Chief Cabinet Secretary Yukio Edano said the "unprecedented scale" was beyond the scope of Japan's disaster contingency plans. "In hindsight, we could have moved a little quicker in assessing the situation and coordinating all that information and provided it faster," he said.
The Japanese government has been slow in releasing information on the crisis, even as the troubles have multiplied. In a country where the nuclear industry has a long history of hiding its safety problems, this has left many people in Japan and among governments overseas confused and anxious.
Edano's admission came as Japan's nuclear safety agency raised the severity rating of the disaster at the Fukushima Dai-ichi plant from Level 4 to Level 5 on the seven-level International Nuclear Event Scale, said agency spokesman Ryohei Shiomi. That puts it on a par with the Three Mile Island accident in Pennsylvania in 1979.
The scale defines a Level 4 incident as having local consequences and a Level 5 incident as having wider consequences. The 1986 Chernobyl accident, which killed at least 31 people with radiation sickness, raised long-term cancer rates, and spewed radiation for hundreds of miles, was ranked a Level 7.
While it's up to Japan to set the rating, other nations have suggested the Fukushima accident should be ranked a Level 6, which denotes a serious accident.
"We see it as an extremely serious accident," Yukiya Amano, the head of the U.N.'s International Atomic Energy Agency, told reporters Friday just after arriving in Tokyo. "This is not something that just Japan should deal with, and people of the entire world should cooperate with Japan and the people in the disaster areas."
"I think they are racing against the clock," he said of the efforts to cool the Fukushima complex.
Edano, the Cabinet secretary, said Friday that Tokyo has asked Washington for help and that the two allies were discussing the specifics.
"We are coordinating with the U.S. government as to what the U.S. can provide and what people really need," he said.
Experts from the U.S. Department of Energy and the Nuclear Regulatory Commission are currently in Japan. The U.S. also is sending specialized aircraft to help determine the scope of the nuclear contamination. The converted Boeing C-135 plane, called Constant Phoenix or "the Sniffer," will fly over Japan's nuclear plants and take samples from the atmosphere. Another Air Force plane, a drone called Global Hawk, is already circling above the plants. Its infrared sensors can detect heat and help determine the effectiveness of attempts to cool the reactors.

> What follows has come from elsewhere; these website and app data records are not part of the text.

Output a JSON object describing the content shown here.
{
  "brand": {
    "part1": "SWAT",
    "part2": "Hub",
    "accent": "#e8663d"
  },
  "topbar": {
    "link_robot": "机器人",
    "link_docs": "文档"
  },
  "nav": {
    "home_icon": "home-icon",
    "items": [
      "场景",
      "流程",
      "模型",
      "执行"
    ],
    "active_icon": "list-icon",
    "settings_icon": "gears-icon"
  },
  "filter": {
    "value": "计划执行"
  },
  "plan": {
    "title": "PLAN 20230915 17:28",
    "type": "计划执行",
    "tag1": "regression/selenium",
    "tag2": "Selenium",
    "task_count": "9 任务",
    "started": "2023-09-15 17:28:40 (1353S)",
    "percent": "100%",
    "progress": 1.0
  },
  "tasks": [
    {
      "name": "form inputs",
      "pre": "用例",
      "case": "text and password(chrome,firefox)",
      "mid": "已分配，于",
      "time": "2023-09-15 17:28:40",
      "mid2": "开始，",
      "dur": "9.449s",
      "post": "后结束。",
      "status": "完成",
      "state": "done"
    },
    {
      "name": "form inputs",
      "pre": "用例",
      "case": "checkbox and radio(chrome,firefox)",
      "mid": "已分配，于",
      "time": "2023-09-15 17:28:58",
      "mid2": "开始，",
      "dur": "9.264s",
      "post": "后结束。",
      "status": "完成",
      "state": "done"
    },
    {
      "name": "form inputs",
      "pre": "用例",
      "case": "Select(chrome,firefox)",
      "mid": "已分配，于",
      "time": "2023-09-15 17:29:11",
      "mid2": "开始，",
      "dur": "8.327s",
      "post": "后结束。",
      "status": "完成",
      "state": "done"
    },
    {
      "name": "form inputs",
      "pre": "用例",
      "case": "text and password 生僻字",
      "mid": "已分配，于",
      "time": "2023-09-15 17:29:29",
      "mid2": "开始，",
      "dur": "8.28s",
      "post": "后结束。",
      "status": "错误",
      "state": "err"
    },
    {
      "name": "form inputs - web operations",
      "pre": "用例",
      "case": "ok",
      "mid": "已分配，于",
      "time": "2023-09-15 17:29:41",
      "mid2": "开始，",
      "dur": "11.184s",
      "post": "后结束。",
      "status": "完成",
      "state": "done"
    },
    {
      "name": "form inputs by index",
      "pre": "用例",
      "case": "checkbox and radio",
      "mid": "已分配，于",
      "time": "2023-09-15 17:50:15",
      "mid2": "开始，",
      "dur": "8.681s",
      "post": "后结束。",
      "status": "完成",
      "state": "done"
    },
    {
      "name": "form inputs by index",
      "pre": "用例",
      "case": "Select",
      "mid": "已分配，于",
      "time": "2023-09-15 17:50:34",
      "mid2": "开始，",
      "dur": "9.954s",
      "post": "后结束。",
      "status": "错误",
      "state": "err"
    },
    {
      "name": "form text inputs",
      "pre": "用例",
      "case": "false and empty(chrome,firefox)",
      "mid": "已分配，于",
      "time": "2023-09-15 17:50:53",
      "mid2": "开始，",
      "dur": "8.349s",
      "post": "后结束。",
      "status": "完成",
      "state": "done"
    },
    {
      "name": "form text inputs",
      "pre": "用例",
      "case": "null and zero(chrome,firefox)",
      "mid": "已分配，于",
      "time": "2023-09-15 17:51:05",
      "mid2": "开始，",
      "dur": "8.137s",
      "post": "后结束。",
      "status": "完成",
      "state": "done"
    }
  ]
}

Low levels of radiation have been detected well beyond Tokyo, which is 140 miles south of the plant, but hazardous levels have been limited to the plant itself. Still, the crisis has forced thousands to evacuate their homes and drained Tokyo's normally vibrant streets of life, its residents either leaving town or holing up indoors.
The U.S. military, which has 50,000 troops based in Japan, was working to ramp up its relief effort. But snow has limited helicopter flights and American aircraft are under orders to skirt the area around the nuclear plant to reduce the risk of radiation exposure.

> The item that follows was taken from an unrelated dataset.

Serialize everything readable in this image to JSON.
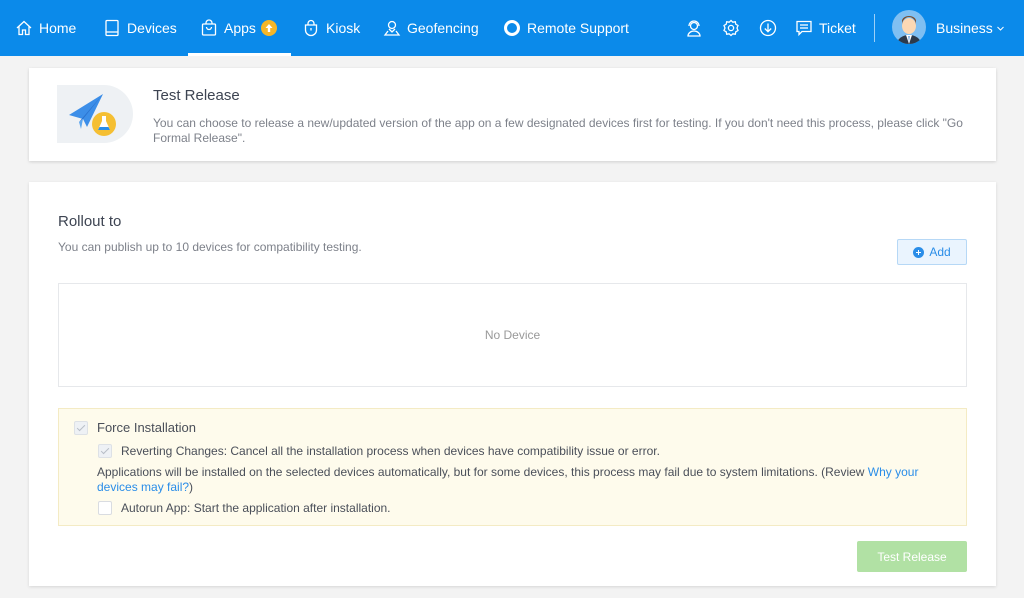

In a statement Friday, the U.S. 7th Fleet said 12,750 of its personnel were involved in the relief effort, dubbed Operation Tomodachi, along with 20 ships led by the aircraft carrier USS Ronald Reagan and 140 aircraft.
With reporting from NPR's Russell Lewis, Christopher Joyce and Richard Harris in Tokyo and Tom Bowman in Washington, D.C. Material from The Associated Press was used in this story. Copyright 2011 National Public Radio. To see more, visit http://www.npr.org/.